• [Instructions for the task] Show, from the entries below, every line in which "JSON" appears.

Data provided START

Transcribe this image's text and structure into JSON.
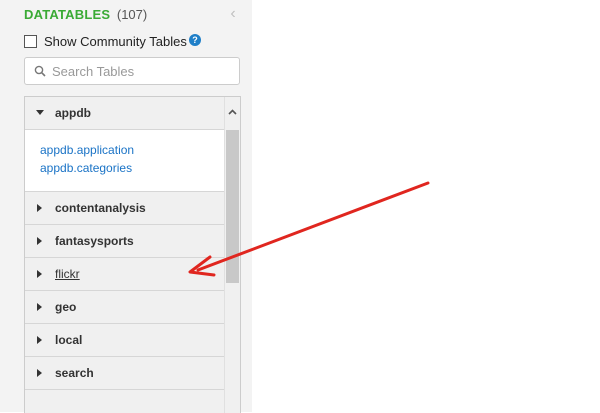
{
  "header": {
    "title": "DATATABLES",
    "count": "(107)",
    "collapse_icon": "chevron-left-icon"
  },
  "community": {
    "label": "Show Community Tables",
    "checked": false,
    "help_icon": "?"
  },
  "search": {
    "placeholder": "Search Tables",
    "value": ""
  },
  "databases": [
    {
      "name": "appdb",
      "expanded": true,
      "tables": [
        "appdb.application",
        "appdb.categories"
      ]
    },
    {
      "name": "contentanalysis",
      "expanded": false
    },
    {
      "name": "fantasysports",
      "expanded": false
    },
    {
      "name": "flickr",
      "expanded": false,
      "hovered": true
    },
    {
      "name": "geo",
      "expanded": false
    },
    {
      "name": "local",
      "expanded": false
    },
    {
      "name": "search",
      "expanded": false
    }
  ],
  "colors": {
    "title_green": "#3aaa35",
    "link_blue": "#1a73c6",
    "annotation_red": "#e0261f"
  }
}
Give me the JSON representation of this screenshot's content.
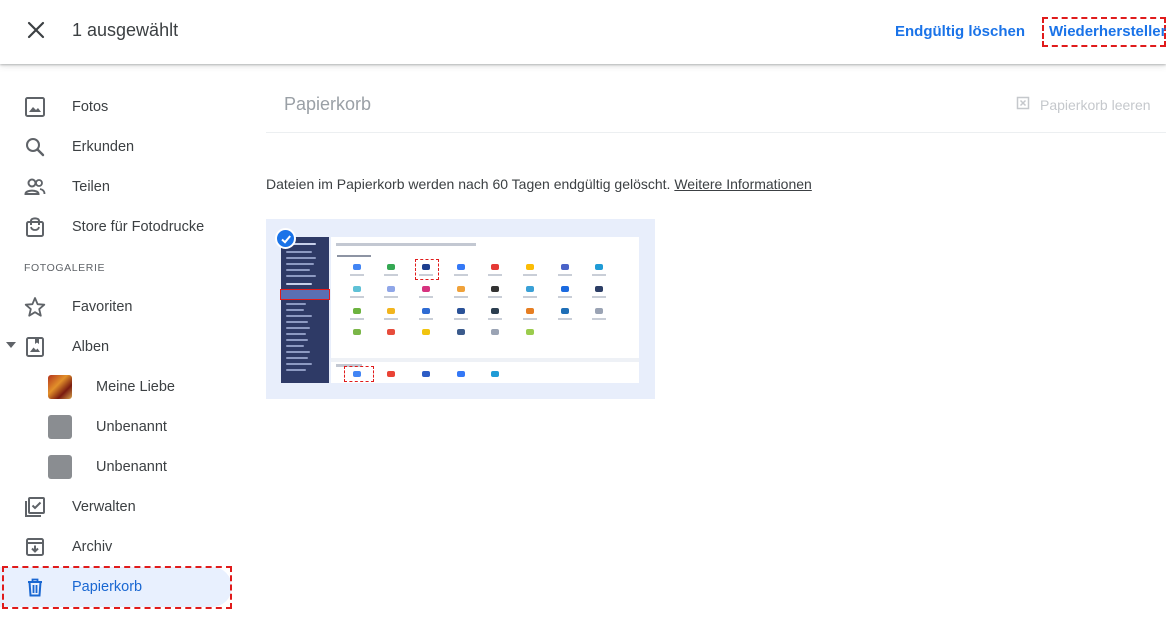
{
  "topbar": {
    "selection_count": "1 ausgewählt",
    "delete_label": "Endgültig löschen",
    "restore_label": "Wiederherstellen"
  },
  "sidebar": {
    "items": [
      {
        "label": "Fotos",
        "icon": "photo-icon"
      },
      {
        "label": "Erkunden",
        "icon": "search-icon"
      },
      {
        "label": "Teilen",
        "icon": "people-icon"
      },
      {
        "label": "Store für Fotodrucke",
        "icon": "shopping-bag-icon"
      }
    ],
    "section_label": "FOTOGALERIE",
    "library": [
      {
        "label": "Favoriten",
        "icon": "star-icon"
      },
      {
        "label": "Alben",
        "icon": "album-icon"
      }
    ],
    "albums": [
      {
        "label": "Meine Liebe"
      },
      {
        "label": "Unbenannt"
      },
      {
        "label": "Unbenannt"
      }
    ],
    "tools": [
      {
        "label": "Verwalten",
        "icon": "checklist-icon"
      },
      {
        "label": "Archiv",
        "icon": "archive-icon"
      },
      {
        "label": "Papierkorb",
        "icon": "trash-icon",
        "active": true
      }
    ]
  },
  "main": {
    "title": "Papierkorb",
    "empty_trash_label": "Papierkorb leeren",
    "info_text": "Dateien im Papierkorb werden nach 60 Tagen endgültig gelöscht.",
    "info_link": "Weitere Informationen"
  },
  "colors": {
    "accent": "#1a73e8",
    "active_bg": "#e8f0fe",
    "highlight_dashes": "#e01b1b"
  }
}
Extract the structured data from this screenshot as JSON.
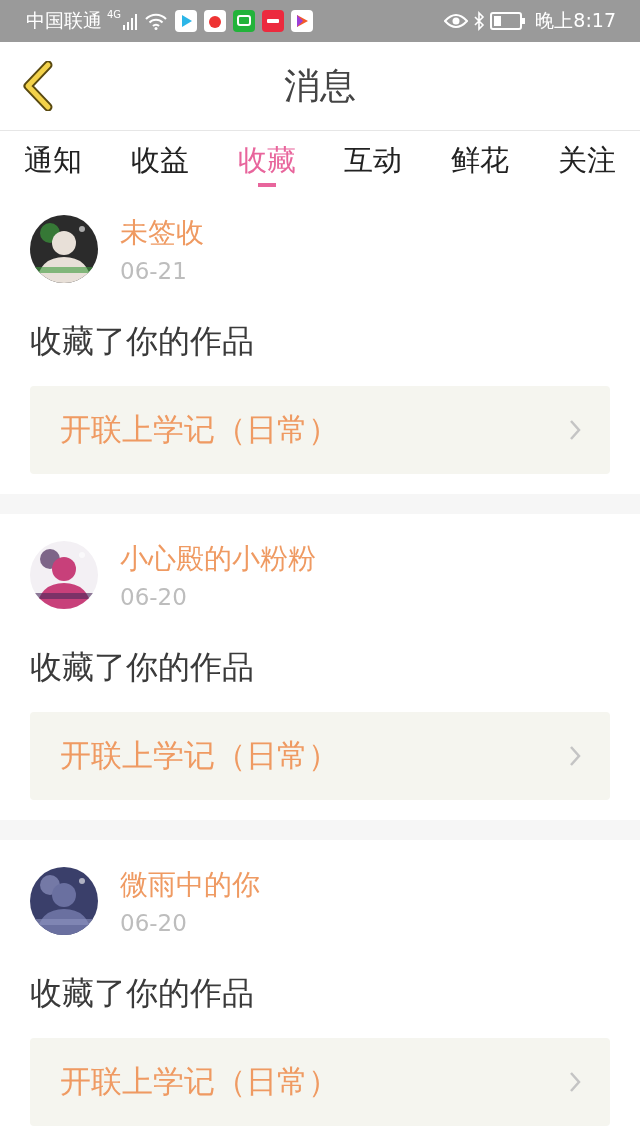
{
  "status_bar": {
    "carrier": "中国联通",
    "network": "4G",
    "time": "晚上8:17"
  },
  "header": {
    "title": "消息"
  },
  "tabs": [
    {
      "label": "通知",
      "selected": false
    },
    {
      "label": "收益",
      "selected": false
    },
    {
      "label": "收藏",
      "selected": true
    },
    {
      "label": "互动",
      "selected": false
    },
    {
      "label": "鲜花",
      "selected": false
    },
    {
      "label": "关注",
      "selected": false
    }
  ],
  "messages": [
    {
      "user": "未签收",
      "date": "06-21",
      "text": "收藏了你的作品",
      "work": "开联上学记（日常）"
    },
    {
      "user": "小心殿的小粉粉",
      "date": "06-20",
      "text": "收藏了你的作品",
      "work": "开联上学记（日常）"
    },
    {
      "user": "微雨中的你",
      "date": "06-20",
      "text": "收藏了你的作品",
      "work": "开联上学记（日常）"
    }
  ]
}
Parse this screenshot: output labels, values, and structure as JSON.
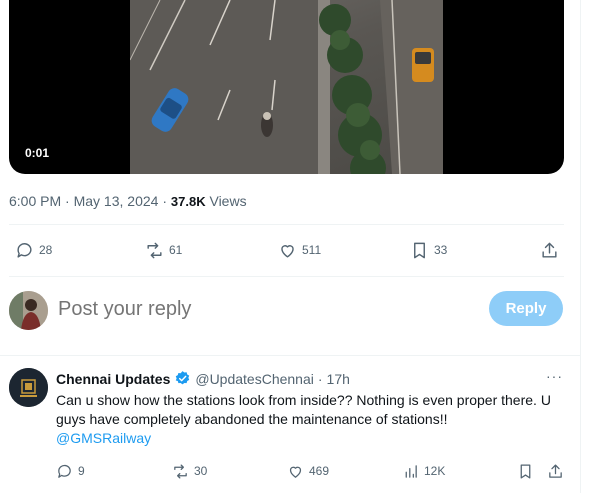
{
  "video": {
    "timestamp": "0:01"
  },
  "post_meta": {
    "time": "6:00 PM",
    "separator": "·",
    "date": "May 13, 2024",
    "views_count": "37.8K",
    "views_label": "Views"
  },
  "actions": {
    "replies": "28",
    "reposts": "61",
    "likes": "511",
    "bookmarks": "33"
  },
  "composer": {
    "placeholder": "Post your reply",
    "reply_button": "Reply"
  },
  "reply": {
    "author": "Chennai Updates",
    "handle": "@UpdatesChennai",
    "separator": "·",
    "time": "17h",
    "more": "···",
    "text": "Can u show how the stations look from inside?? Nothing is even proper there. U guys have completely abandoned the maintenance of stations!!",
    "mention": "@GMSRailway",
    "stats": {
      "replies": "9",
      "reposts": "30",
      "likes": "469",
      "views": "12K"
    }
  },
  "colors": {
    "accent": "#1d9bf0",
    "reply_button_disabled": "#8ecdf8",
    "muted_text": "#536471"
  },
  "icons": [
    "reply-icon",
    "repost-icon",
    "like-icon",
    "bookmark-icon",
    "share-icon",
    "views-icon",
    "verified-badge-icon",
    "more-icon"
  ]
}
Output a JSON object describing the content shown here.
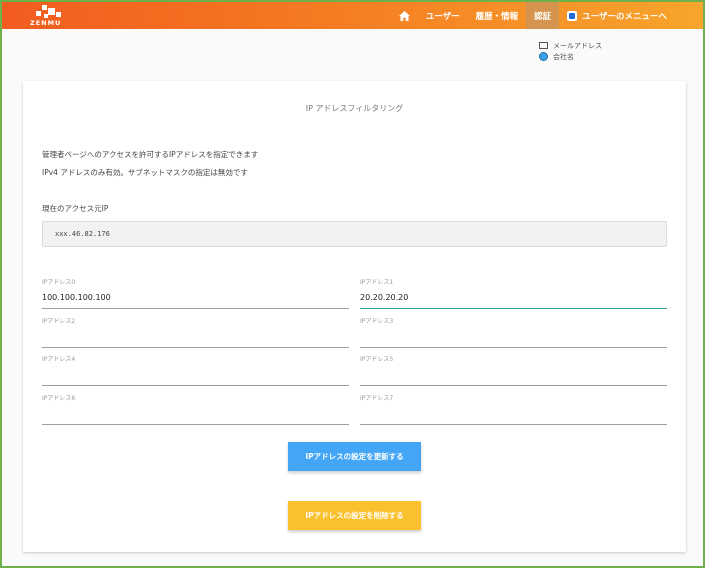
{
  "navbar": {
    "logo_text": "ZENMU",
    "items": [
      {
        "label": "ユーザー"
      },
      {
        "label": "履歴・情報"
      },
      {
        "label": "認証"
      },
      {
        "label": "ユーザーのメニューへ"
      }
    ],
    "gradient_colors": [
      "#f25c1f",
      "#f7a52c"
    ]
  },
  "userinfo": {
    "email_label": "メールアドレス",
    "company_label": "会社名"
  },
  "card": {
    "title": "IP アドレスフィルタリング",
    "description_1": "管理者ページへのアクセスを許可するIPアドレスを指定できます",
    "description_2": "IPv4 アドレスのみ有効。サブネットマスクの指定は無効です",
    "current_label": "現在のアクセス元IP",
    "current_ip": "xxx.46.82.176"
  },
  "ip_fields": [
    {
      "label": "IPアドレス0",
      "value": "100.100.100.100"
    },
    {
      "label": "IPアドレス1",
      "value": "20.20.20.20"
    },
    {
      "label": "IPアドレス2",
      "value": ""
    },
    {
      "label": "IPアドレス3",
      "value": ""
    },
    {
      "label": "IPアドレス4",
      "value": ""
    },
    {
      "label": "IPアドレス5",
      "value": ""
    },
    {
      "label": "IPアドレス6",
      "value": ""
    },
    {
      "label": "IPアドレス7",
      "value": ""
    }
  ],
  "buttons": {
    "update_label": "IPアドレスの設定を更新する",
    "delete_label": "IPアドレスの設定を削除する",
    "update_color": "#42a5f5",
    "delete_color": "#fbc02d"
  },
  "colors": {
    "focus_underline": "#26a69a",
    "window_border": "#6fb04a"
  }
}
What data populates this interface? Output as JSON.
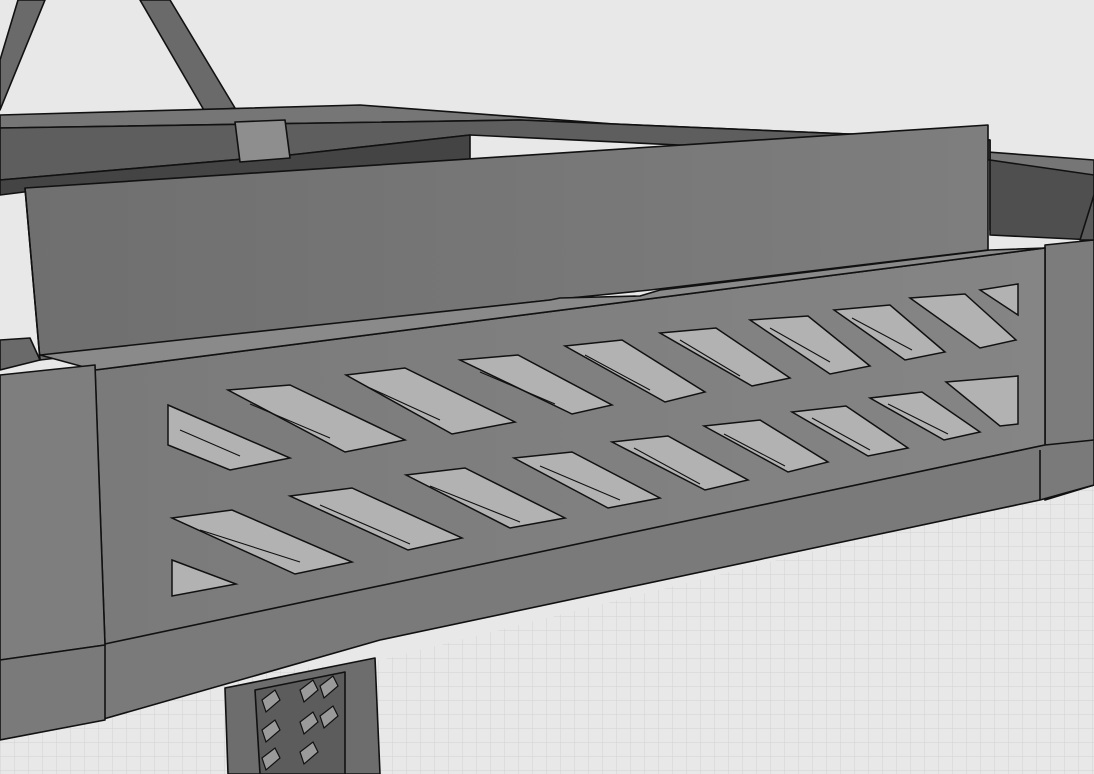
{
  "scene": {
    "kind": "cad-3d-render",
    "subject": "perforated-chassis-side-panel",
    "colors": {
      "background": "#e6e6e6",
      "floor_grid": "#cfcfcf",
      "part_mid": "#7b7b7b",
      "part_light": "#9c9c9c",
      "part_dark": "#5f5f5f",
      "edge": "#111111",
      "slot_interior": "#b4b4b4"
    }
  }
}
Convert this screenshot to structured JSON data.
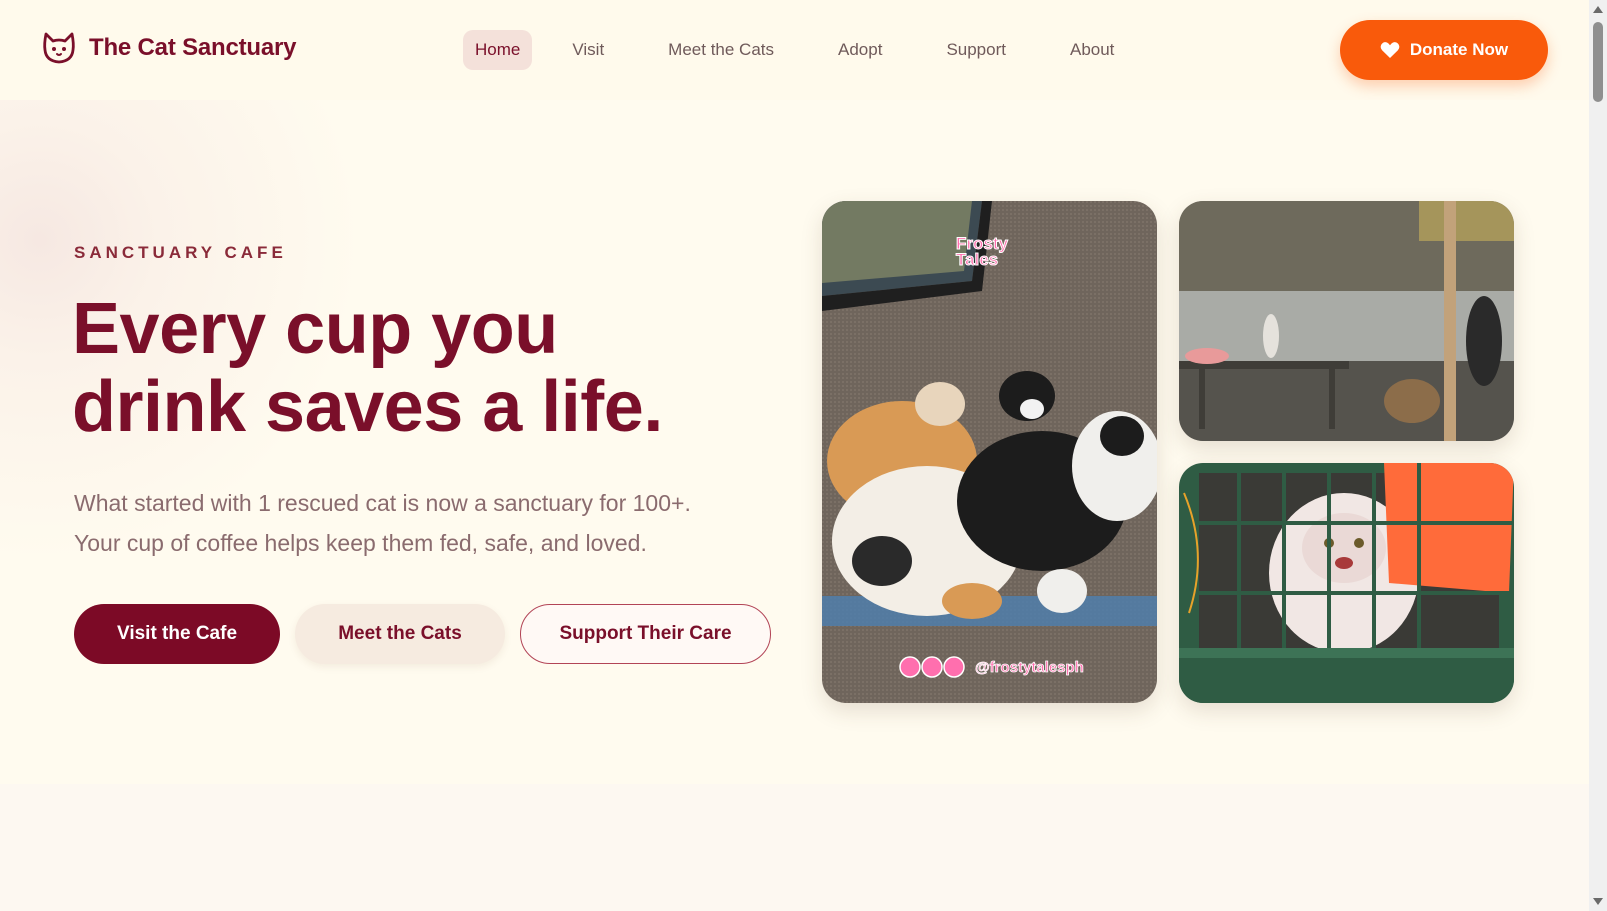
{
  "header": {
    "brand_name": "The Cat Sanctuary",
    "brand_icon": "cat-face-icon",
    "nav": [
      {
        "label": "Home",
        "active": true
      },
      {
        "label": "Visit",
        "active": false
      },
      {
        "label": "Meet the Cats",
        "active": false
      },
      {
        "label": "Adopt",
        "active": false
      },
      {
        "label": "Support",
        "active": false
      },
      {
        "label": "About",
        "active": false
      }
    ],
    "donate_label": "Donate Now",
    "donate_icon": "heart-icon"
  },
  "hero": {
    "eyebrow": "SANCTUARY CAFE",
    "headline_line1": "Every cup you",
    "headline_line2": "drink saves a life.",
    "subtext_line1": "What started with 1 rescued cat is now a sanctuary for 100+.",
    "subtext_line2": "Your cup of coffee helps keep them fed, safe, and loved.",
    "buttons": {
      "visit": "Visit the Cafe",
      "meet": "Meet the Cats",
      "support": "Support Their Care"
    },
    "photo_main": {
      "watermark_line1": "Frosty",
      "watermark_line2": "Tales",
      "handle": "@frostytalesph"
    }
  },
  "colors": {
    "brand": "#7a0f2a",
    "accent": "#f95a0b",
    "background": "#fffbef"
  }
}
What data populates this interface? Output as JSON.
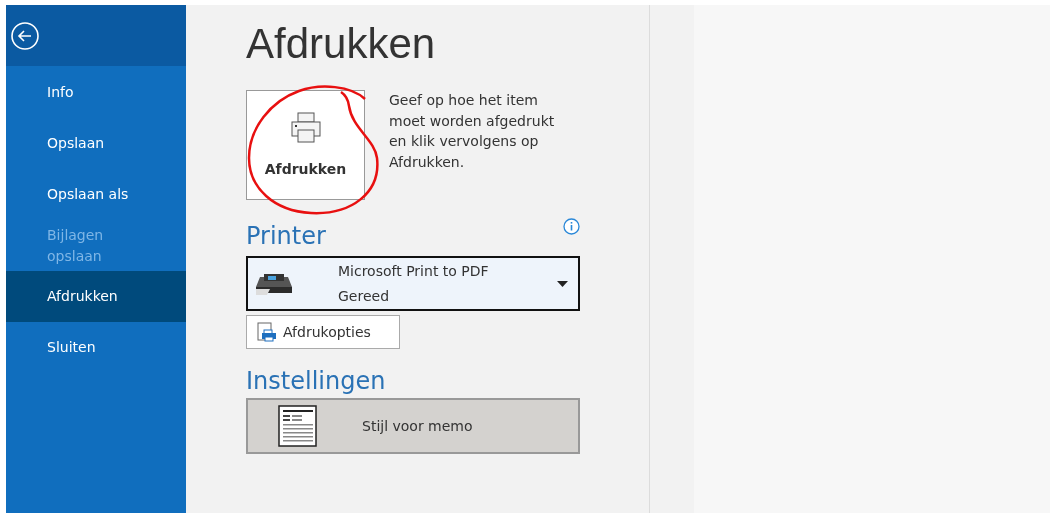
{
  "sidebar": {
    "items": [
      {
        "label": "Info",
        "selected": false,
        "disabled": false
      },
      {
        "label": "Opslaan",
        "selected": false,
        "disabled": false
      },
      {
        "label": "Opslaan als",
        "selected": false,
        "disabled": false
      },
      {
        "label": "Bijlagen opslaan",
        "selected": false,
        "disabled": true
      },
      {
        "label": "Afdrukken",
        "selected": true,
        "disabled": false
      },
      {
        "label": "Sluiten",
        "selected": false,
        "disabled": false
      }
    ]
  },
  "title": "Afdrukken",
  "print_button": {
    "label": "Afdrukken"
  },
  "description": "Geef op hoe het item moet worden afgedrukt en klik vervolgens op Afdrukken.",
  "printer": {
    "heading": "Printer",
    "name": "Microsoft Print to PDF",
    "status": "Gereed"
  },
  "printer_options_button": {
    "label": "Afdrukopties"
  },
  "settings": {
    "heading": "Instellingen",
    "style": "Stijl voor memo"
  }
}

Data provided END

• [Task response]
Transcribe this image's text and structure into JSON.
Give me the JSON representation of this screenshot's content.
Extract the structured data from this screenshot as JSON.
Parse this screenshot: output labels, values, and structure as JSON.
Output a JSON object describing the content shown here.
What data populates this interface? Output as JSON.
Convert this screenshot to structured JSON data.
What data populates this interface? Output as JSON.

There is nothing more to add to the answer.